Robert Cabot Sherman,Jr, better known as 70’s teen idol, Bobby Sherman was born on July 22,1943, not 1945 as widely reported throughout his career. A California native, Bobby moved from Santa Monica to Van Nuys in the San Fernando Valley in 1951. As a young boy he kept busy building things, experimenting with the idea of how things worked and putting on shows withnthe other kids in the neighborhood.
His interest in music began at age 11 when he learned to play the trumpet. He eventually progressed to playing 16 musical instruments. At age 13, Bobby built the first of three models of Disneyland. At Birmingham High School in Van Nuys Bobby played football, joined a dance band, and discovered his love for singing. From the time he was in high school, Bobby knew that he wanted to be some type of performer, but wasn’t sure how to make it happen.
Bobby’s chance to “make it happen” came in 1964 when he had an off-chance opportunity to sing at a Hollywood party. It netted Bobby a reputable agent and, eventually a part on the musical television show,“Shindig”. The show ran for two years, from 1964 to 1966.
Guest starring roles soon followed with Bobby appearing in ” The Dating Game”, “The FBI”, and “The Monkees”. Bobby continued to record singles but none proved to be the hits Bobby desperately wanted. His second big break came in 1968 when he won the role of “Jeremy Bolt” in “Here Come The Brides”. The exposure on the weekly series gave Bobby an extremely loyal following of fans and the superstar status they felt he deserved. His first hit record, “Little Woman” came in 1969, which led to concert tours on the weekend where Bobby was mobbed by adoring fans. His face began appearing on every teen magazine cover. Lunch boxes bore his picture, and love beads and “Bobby Sherman Chokers” became the rage.
A March 1971 episode of “The Partridge Family” served as the spin-off for Bobby’s TV series “Getting Together”, which ran for one year. Also in 1971, Bobby appeared in his very own TV special. Facing tough competition against “All In The Family”, “Getting Together” was canceled after only 13 weeks. Instead of letting it get him down, Bobby saw the cancellation of his third series as a welcomed relief from four years of non-stop acting and touring.
A newlywed, Bobby welcomed the birth of his sons, Christopher in 1972 and Tyler in 1974. He thoroughly enjoyed the downtime from his career which allowed him to spend time with his sons and work on his third and final model of Disneyland. Wanting to be a hands-on dad and taking his role of dad very seriously, Bobby took a first aid course which proved to be the open door for his current passion, Emergency Medicine. He and his wife Patti divorced in 1979 and Bobby has remained single.
A trained EMT since 1988, Bobby now works for the L.A. Police Department as a specialist officer, assigned to the training department, where he is responsible for teaching thousands of cadets first aid and CPR. Bobby has said that medical rescue work and teaching is the best life experience and training that he could ever have.
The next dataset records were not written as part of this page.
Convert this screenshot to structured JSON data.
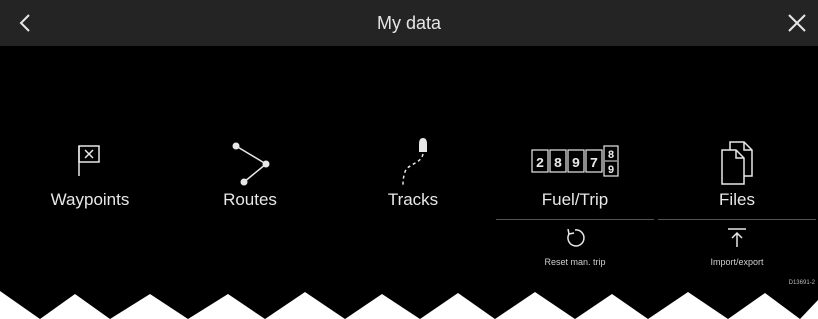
{
  "header": {
    "title": "My data",
    "back_icon": "chevron-left-icon",
    "close_icon": "close-icon"
  },
  "tiles": [
    {
      "label": "Waypoints",
      "icon": "waypoint-flag-icon"
    },
    {
      "label": "Routes",
      "icon": "route-icon"
    },
    {
      "label": "Tracks",
      "icon": "track-icon"
    },
    {
      "label": "Fuel/Trip",
      "icon": "odometer-icon",
      "odometer_digits": [
        "2",
        "8",
        "9",
        "7"
      ],
      "odometer_rolling": [
        "8",
        "9"
      ]
    },
    {
      "label": "Files",
      "icon": "files-icon"
    }
  ],
  "sub_actions": {
    "reset": {
      "label": "Reset man. trip",
      "icon": "reset-icon"
    },
    "import_export": {
      "label": "Import/export",
      "icon": "upload-icon"
    }
  },
  "diagram_id": "D13691-2",
  "colors": {
    "screen_bg": "#000000",
    "titlebar_bg": "#242424",
    "text": "#e8e8e8",
    "divider": "#555555"
  }
}
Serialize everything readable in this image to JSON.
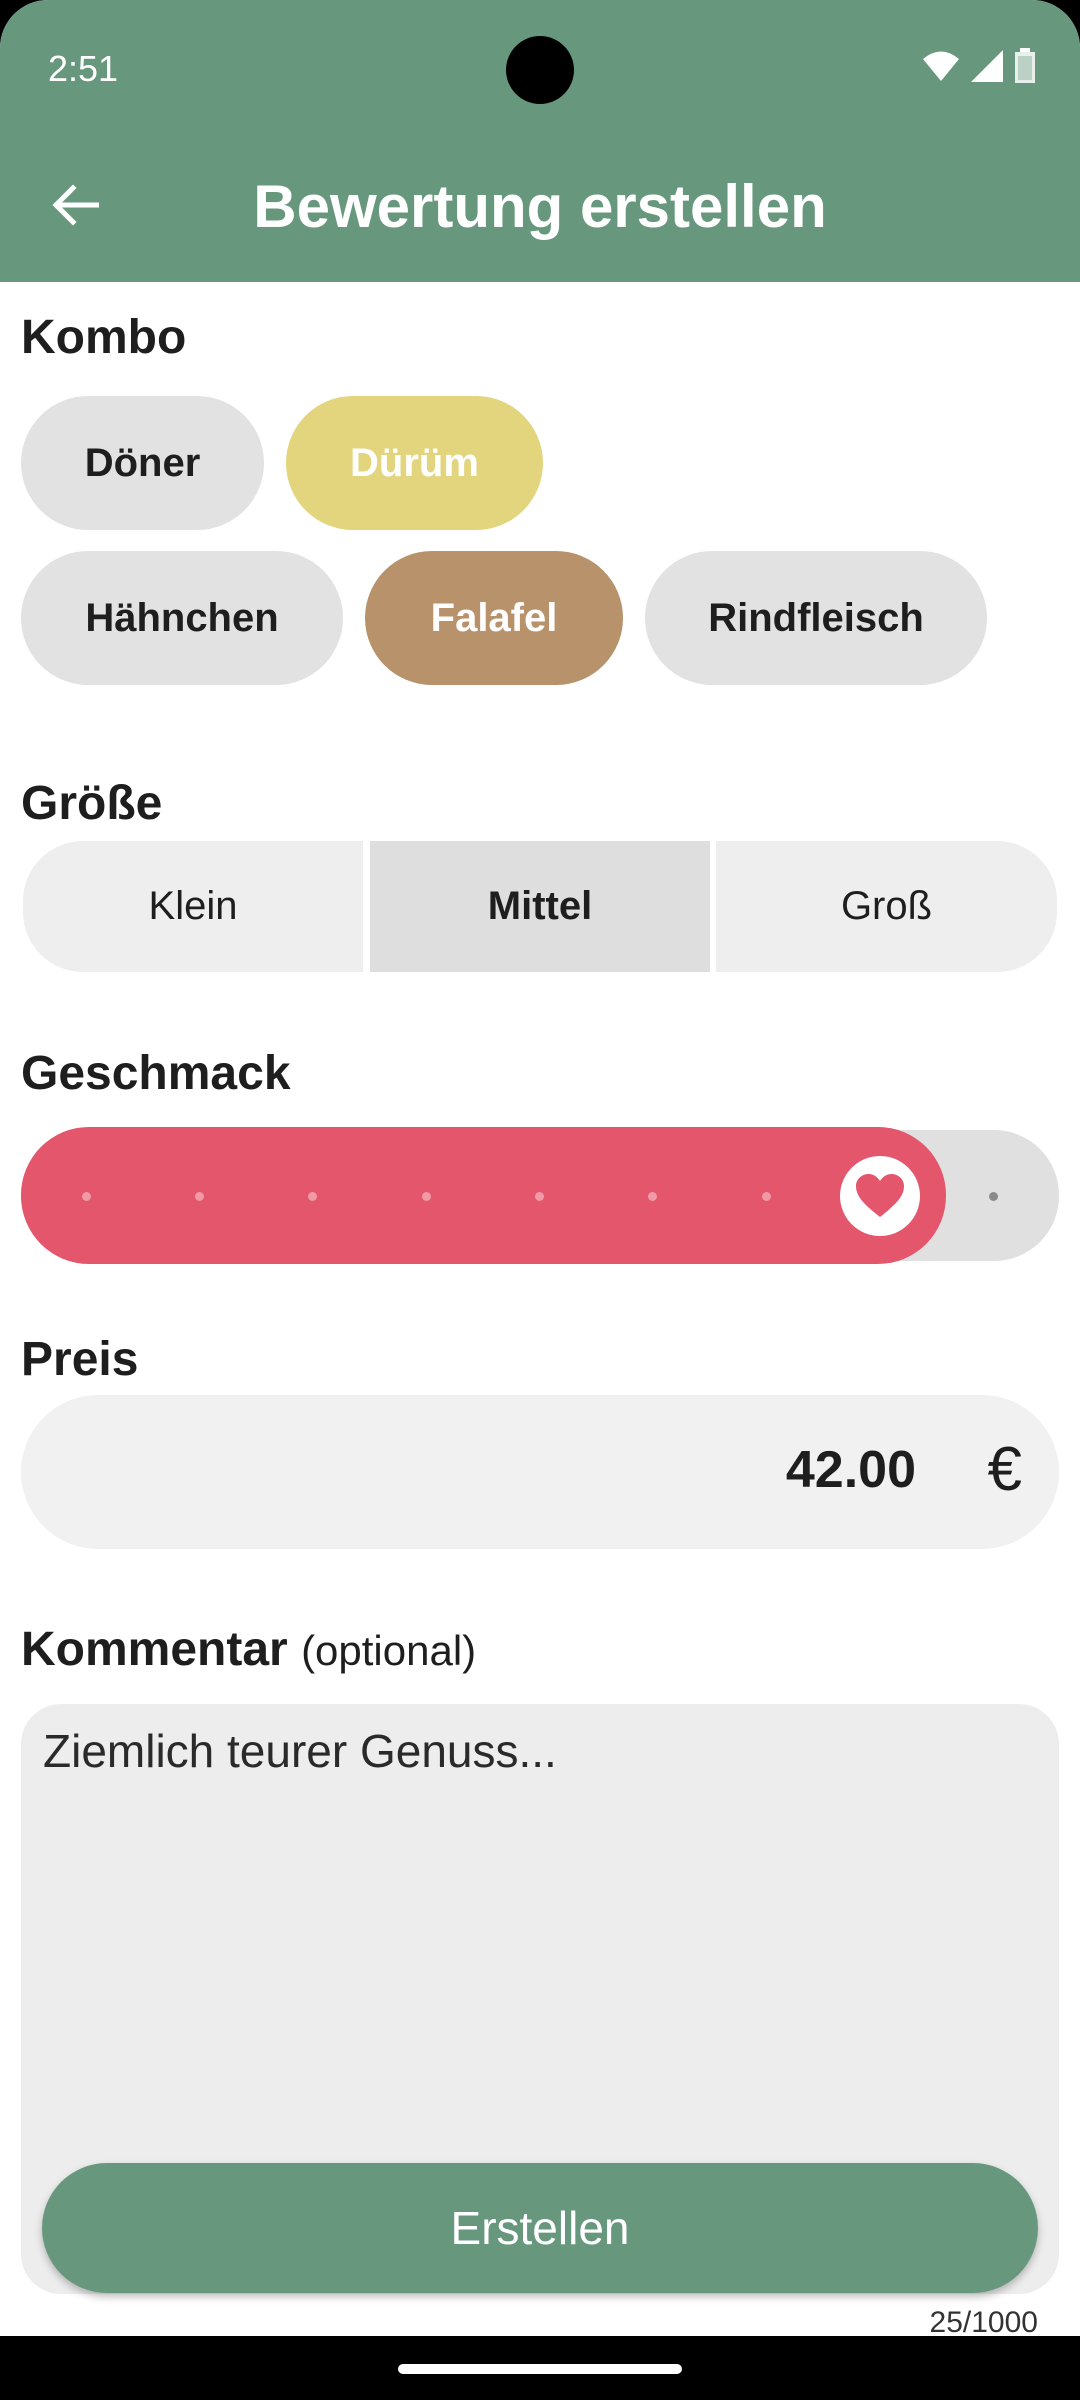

In 1999, Bobby become a San Bernardino County Sheriff, starting the same service he provided for the LAPD.
In 1996 Bobby co-wrote his autobiography, “Bobby Sherman: Still Remembering You”. Book promotion appearances on “The Rosie O’Donnell Show”, “Jay Leno” and “A.M. L.A” showed Bobby that his fans had not forgotten him. In 1998, after a 25 year absence, eager fans flocked to see him in concert as part of “The Teen Idol Tour” with Peter Noone, and Davy Jones.
Although Bobby is retired from the entertainment business and public life he donates his services as a sworn officer with the LAPD and to his Foundation which supplies volunteer EMTs to community events. Bobby continues to live at his long-time home in Encino. In his off-hours he enjoys spending time with his two sons and five grandchildren.